One of Burgundy's most respected winemakers, Hubert de Montille, has died aged 84. Christy Canterbury MW reflects on the life of the outspoken lawyer who saved his family domaine.
Hubert de Montille with his son, Etienne, and daughter, Alix. Image credit: Decanter / Clay MacLachlan (2011)
Hubert de Montille passed away Saturday 1 November at the dining table with family, friends and a glass of Pommard Rugiens 1999.
Quick to smile – and to argue – de Montille was a tour de force in Burgundy. As Dominique Lafon said yesterday, de Montille’s capacity for a good argument, especially about wine, made him larger than life.
Born into a winemaking tradition that began in the 18th Century, before the French Revolution, he was thrust into winemaking in his late teens following his father’s death. His mother proposed that she sell the family home and vineyards to give him an education, but Hubert adamantly refused.
De Montille embraced his Burgundian homeland and its wine culture. He celebrated wine that showed its terroir, but wine to him was never a social trophy.
When he inherited his family estate, what had been a grand domaine with holdings in the Cote de Nuits and the Cote de Beaune had been whittled down to just three hectares.
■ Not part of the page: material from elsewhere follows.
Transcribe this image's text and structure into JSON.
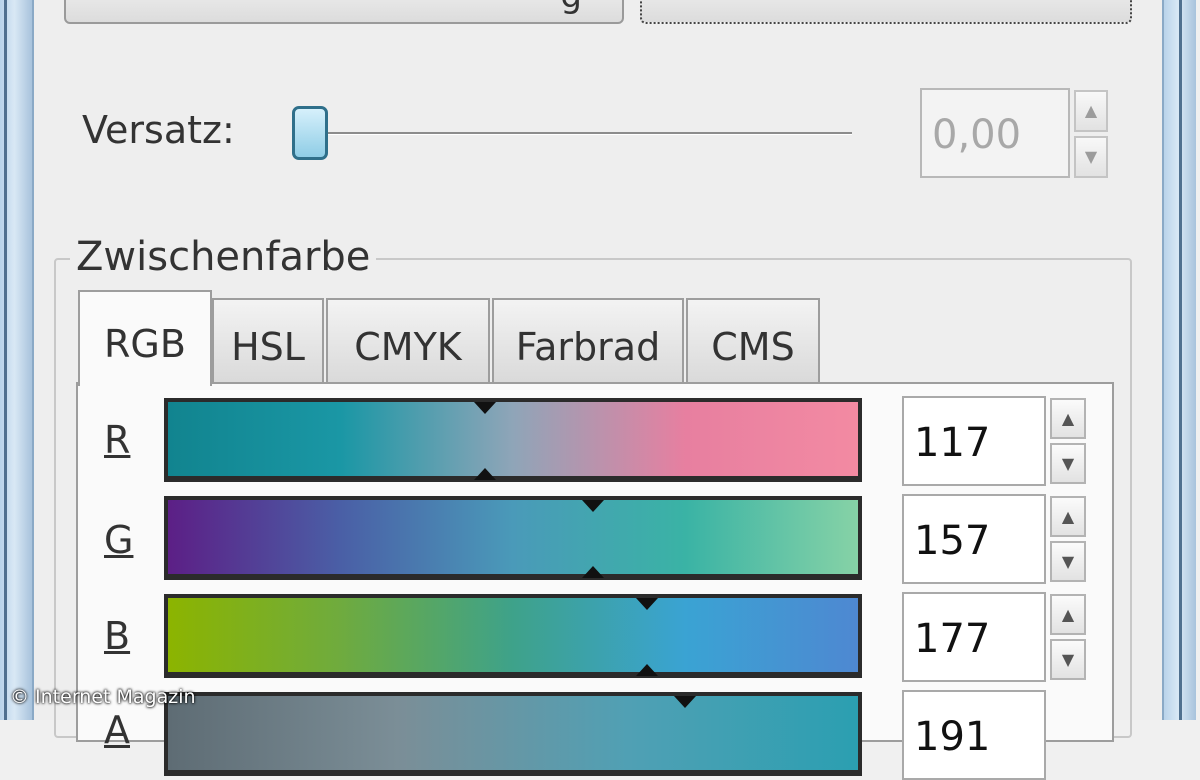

As a barrister in Dijon during the week and vigneron over the weekend, de Montille more than saved the family domaine. He grew it and its reputation.
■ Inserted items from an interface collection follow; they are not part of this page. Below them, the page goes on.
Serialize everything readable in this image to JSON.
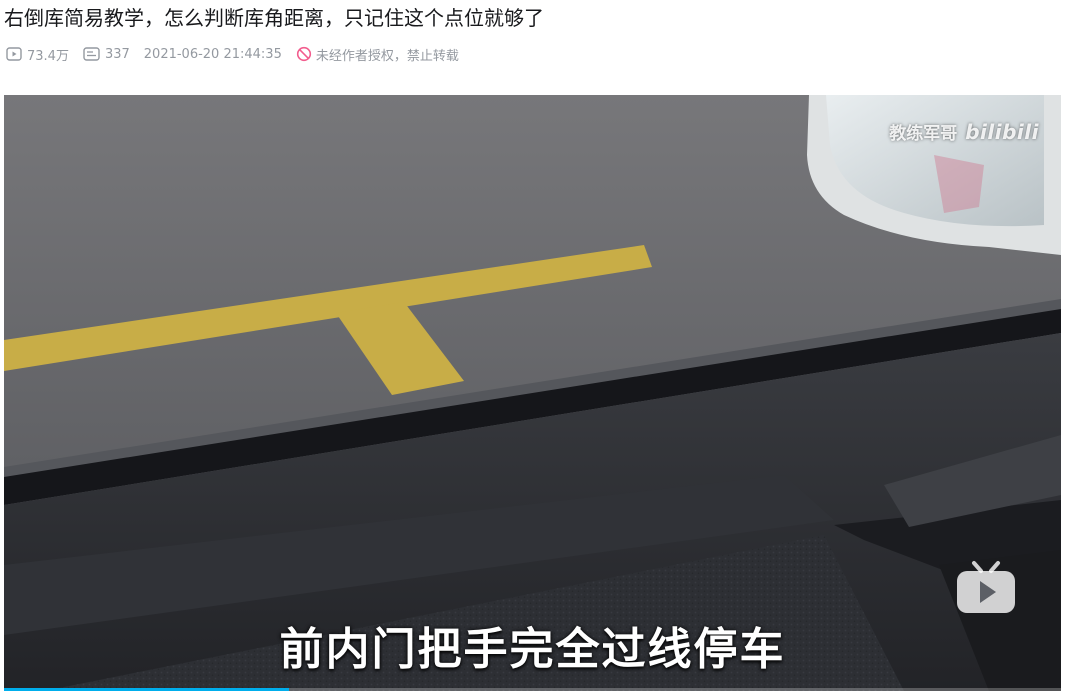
{
  "video": {
    "title": "右倒库简易教学，怎么判断库角距离，只记住这个点位就够了",
    "views": "73.4万",
    "danmaku": "337",
    "publish_time": "2021-06-20 21:44:35",
    "copyright": "未经作者授权，禁止转载"
  },
  "player": {
    "watermark_uploader": "教练军哥",
    "watermark_brand": "bilibili",
    "subtitle": "前内门把手完全过线停车",
    "progress": 0.27
  },
  "colors": {
    "accent": "#00aeec",
    "meta_text": "#9499a0",
    "title_text": "#18191c",
    "copyright_icon": "#f25d8e"
  },
  "icons": [
    "play-count-icon",
    "danmaku-icon",
    "no-reprint-icon",
    "bilibili-tv-icon"
  ]
}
He did not, however, set out to become known for his wines. He always said that he made wines that suited his own tastes. He bottled his own wines rather than selling them to negociants, and he said he preferred lower alcohol wines and cared more about perfume than colour. His wines were infamously tough early on, yet they aged beautifully.
Hubert de Montille is survived by his children Isabelle, Etienne and Alix, three grandchildren. Services for de Montille will be held in Beaune at 2:30 pm on Friday, 7 November.
Written by Christy Canterbury MW